Kornegay said that during major storms, VA websites and phone centers are continuously updated with current information on actions being taken by VA and actions that need to be taken by its Veteran patients. “We reach out to our Veterans through the media too,” Kornegay said. “Getting the word out about altered services and when we’ll be back up and running is vital information for our patients. Even after the storm, we reach out to our Veterans. We make sure they weathered the storm OK, determine if they have needs that haven’t been met and help them through any issues they might be facing.

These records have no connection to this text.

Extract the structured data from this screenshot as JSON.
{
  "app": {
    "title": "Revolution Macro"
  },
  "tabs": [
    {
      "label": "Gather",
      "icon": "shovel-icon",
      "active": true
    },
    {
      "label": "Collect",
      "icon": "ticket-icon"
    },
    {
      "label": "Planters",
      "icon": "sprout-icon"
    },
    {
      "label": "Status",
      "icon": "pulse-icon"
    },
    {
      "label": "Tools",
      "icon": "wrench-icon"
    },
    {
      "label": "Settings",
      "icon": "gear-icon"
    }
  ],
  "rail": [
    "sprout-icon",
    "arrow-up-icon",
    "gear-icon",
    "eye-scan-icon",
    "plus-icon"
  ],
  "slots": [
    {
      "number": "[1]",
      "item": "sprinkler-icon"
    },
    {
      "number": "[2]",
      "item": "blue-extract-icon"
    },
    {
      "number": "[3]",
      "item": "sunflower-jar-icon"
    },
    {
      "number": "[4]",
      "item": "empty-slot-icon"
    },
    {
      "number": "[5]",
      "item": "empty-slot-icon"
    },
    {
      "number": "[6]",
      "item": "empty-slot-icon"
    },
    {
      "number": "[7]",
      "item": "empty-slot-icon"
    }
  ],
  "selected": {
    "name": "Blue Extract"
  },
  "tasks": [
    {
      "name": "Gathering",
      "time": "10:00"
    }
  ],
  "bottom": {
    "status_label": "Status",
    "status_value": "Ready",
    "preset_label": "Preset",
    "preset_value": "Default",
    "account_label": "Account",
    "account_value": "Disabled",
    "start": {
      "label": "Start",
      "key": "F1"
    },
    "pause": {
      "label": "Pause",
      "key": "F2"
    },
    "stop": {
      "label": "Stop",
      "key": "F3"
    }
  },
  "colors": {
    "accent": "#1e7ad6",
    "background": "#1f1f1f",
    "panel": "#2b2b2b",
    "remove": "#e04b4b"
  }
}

“Our Veterans were there for us when it counted,” he said. “Now we’re going to be there for them.”

Veterans, here’s a Personal Preparedness Checklist that will help you weather the next Big One. Have at least a two-week supply of the following items:

  • Water — 2½ gallons of water per person per day (½ gallon for drinking, 2 gallons for bathing)
  • Food — non-perishable/canned food: ready-to-eat meats, fruits, vegetables, soups; snacks: cookies, cereals, etc.; drinks: juices, milk, soft drinks, instant coffee, tea.
  • Medicine — first aid kit that contains aspirin, non-aspirin pain reliever, antacid, antiseptic, scissors, mosquito repellent.
  • Personal Hygiene/Care Items: toilet paper, towels, soap, shampoo, denture needs, eyeglasses, sun protection.
  • Other supplies — battery operated radio, flashlight and batteries, non-electric can opener, portable cooler and ice, plastic trash bags, tarp or sheet plastic, duct tape, cleaning supplies such as bleach, paper napkins, plates and cups, pillows and blankets.
And if you’re on any prescription medications, here’s what you should do:
  • Keep a list of all medications in your personal preparedness kit.
  • Keep a 15 day supply of medication and supplies on hand. Do not allow your supply to go below 15 days.
  • For medications that require refrigeration — make sure you have a small portable cooler or ice chest ready for easy transport, if needed.
  • If you must evacuate, bring prescription bottles — whether full or empty — of all medications that you are currently taking.
  • Always keep a record of scheduled appointments for follow-up visits, lab work and specialty care services.

By Tom Cramer, VA Staff Writer